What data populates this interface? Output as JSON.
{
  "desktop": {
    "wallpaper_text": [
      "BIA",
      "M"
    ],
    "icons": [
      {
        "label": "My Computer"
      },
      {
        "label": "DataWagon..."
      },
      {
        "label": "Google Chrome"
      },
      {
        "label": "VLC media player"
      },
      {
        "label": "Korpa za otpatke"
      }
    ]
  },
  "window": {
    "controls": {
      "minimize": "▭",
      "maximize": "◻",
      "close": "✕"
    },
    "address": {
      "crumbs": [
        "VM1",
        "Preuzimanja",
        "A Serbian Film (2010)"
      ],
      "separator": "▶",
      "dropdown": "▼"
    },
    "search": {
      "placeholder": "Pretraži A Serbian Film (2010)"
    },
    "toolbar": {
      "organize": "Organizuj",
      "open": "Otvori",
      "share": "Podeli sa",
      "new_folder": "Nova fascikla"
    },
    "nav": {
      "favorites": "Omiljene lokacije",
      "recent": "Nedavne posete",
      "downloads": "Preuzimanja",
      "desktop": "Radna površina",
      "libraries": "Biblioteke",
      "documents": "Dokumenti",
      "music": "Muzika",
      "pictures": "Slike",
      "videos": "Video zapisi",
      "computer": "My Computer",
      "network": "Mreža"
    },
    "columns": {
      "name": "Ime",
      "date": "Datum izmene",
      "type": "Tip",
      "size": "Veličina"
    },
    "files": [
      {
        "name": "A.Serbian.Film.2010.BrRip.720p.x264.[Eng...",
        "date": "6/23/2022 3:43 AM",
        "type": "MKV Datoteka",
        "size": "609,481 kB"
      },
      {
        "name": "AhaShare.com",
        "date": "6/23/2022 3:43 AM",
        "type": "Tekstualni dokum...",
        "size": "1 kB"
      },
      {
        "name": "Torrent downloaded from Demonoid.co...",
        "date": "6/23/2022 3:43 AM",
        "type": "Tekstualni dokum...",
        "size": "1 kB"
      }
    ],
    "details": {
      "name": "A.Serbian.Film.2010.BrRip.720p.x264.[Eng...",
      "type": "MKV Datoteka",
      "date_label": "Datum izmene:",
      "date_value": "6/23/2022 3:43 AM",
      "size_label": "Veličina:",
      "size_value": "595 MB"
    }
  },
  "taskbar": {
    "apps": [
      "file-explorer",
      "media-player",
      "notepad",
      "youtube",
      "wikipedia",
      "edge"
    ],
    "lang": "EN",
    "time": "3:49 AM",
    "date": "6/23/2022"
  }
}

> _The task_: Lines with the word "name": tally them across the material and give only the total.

> _Solved exercise_: 5